Chertoff: Sustainable Security Needs Risk-Based Approach
By John D. Banusiewcz
American Forces Press Service
WASHINGTON, March 16, 2005 – Risk management must guide decisions on preventing, responding to and recovering from terrorist attacks, the new homeland security secretary said here today.
Michael Chertoff spoke at George Washington University in his first major address since taking office Feb. 15.
“A nation as vital and thriving as ours cannot become hermetically sealed; even less can we afford to be overwhelmed by fear or paralyzed by the existence of threats,” he said. “That is why we need to adopt a risk- based approach in both our operations and our philosophy. Risk management is fundamental to managing the threat while retaining our quality of life and living in freedom.”
The secretary illustrated his point by noting people take risks every day. “The perfect way to avoid the risk of a car accident is never to leave your home in a car,” he said. “But very few people pursue this kind of perfect security, because we understand that it is self-defeating. … When we get into our cars, we take reasonable precautions, but we also go about our lives. We go to work, we drive our children to school, we visit friends. We are managing risk.” The same principle, he said, applies at the homeland security level.

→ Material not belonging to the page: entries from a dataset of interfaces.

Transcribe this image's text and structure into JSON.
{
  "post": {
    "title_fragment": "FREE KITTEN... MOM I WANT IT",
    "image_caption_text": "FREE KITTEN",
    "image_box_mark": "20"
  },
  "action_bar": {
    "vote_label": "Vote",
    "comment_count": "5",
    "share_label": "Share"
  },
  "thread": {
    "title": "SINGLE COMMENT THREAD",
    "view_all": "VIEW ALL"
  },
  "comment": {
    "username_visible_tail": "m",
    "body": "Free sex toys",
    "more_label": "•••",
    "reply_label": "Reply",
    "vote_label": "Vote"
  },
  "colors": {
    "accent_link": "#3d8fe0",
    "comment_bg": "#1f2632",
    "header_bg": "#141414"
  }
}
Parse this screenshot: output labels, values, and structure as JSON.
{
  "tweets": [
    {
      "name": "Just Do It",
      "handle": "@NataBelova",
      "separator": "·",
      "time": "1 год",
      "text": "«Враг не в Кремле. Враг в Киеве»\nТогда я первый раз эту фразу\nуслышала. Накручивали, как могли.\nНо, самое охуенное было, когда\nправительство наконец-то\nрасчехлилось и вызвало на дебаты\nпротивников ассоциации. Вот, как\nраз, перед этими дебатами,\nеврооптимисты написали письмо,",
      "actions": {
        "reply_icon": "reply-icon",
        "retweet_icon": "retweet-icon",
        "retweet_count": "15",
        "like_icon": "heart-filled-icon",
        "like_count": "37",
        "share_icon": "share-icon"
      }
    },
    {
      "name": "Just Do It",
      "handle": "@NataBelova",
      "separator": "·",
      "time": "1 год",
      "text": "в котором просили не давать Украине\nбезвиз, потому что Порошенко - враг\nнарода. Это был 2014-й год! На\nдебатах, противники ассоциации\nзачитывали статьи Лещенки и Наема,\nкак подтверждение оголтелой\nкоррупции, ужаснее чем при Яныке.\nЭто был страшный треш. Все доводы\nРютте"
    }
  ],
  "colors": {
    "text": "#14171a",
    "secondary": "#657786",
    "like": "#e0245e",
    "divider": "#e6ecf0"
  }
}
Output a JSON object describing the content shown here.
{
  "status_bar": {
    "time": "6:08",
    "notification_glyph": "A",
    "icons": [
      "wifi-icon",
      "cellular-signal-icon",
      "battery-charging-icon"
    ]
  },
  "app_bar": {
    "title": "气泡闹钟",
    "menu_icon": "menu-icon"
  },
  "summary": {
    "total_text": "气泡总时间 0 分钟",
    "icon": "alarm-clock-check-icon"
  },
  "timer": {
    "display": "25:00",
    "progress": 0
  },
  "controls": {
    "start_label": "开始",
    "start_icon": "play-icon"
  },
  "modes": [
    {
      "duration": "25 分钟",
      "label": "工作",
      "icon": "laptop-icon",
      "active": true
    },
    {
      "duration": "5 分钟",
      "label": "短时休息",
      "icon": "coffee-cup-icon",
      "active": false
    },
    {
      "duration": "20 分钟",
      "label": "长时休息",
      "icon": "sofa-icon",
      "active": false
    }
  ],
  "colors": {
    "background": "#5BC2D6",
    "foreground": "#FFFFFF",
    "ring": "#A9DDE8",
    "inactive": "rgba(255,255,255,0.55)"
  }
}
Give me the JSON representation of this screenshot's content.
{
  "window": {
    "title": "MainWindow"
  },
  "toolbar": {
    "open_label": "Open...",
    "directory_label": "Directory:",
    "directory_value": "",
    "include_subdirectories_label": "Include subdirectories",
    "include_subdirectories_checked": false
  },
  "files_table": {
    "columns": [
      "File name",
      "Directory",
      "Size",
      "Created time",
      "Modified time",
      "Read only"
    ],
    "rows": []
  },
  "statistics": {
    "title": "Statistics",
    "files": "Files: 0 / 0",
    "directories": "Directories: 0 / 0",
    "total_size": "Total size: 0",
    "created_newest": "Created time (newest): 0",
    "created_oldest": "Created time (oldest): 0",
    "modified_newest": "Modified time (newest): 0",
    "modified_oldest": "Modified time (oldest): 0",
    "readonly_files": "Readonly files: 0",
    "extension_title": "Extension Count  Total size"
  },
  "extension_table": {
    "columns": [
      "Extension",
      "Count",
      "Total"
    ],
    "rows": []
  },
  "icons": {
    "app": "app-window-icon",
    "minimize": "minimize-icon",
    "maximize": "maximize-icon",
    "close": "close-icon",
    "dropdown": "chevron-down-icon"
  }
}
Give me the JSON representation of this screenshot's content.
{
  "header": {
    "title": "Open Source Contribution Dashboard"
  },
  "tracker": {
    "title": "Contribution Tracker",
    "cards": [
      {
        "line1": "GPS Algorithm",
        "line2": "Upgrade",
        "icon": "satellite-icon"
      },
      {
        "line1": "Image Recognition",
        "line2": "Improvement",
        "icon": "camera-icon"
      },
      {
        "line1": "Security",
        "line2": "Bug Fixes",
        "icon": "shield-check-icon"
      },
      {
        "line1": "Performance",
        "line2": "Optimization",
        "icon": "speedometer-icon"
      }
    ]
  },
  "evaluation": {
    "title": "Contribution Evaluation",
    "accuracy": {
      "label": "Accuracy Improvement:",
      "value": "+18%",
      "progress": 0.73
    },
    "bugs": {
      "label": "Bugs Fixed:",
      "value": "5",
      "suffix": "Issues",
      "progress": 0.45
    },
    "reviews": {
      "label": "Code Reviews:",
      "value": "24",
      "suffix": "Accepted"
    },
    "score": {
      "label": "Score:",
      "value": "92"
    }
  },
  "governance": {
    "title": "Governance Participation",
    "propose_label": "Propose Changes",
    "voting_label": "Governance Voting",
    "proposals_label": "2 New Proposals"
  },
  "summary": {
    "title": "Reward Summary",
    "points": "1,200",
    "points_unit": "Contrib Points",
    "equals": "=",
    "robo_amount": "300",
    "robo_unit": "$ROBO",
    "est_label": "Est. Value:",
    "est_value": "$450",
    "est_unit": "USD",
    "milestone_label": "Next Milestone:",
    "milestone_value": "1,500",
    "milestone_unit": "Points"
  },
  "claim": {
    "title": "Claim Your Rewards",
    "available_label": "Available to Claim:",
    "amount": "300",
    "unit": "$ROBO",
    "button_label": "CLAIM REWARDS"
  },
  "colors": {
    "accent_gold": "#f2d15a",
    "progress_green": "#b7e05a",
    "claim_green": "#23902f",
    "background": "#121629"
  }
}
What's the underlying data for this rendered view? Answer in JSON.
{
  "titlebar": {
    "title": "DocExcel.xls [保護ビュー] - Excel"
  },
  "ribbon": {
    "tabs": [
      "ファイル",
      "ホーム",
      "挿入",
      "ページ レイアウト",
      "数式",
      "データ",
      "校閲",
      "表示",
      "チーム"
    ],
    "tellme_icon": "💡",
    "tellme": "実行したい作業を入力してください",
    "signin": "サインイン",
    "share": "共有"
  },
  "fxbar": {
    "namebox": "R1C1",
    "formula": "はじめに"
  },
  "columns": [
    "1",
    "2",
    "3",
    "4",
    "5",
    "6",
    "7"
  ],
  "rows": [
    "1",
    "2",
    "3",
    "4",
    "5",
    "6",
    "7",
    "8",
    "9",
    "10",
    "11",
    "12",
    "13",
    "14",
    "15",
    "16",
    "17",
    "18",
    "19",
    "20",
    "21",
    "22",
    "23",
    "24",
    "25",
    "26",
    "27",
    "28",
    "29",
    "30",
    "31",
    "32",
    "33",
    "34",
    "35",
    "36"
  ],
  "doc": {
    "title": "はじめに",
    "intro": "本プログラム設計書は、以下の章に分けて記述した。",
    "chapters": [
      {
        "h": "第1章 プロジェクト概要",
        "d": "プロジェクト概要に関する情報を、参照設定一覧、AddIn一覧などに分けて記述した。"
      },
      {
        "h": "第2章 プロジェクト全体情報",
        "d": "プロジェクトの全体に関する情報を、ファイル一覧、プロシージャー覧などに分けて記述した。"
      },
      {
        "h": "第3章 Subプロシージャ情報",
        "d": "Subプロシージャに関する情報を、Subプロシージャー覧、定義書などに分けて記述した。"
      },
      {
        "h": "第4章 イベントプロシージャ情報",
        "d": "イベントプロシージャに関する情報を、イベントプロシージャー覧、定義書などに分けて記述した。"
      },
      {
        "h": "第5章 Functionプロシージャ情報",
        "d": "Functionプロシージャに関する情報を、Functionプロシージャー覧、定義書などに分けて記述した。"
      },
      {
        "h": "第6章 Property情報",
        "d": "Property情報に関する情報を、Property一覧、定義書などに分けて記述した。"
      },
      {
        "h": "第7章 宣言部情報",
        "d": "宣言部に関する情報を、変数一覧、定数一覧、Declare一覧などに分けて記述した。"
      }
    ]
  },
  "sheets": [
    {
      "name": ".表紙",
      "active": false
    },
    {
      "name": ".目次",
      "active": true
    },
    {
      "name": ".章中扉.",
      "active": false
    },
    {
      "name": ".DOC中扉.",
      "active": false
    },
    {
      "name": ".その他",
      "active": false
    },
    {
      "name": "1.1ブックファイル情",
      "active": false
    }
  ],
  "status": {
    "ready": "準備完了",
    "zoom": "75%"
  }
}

“The most effective way, I believe, to apply this risk-based approach is by using the trio of threat, vulnerability and consequences as a general model for assessing risk and deciding on the protective measures we want to take,” Chertoff said. And he warned against focusing principally on the threat.
“A terrorist attack on the two-lane bridge down the street from my house would be bad, but would have a relatively low consequence compared to an attack on the Golden Gate Bridge. And at the other end of the spectrum, we know that even a remote threat to detonate a nuclear bomb is a high-level priority because of the catastrophic effect that would have even though it is a remote threat.
“So each threat must be weighed with the consequences and the vulnerabilities that are attached to it,” he continued. “As consequence increases, we have to respond according to the nature and credibility of the threat and any existing state of vulnerabilities.”
Chertoff said homeland security is one piece of a broader strategy President Bush has laid out. That strategy first involves taking the battle to the enemy, he said.
“To be blunt, we have forced terrorists to spend more time worrying about how to defend themselves against death and capture, leaving them less time to plot how to get by our own defenses,” he said. “That strategy pays enormous dividends in terms of diminishing the threat. First, the intelligence we gain is a major tool in disrupting the threat. And second, by taking the fight to our enemies, we keep them on the run (and) limit their abilities to plan, train and act.”
A “defense in depth” is another part of the strategy, the secretary noted. “That means even as we pursue terrorists overseas, we work here at home to prevent infiltration by those terrorists and their weapons to protect our people and our places if infiltration occurs and to respond and recover if an attack is carried out,” he said. “This is embodied in our strategy of building multiple barriers to terrorist attack.”
The secretary said his department and other federal agencies aren’t enough to protect the nation. “Homeland security does not simply rest upon the federal government. It requires collective national action,” he said. “When it comes to the protection of our people, our infrastructure, our companies, our communities, our country, we all have a role to play if we’re going to frustrate the enemy’s intentions.”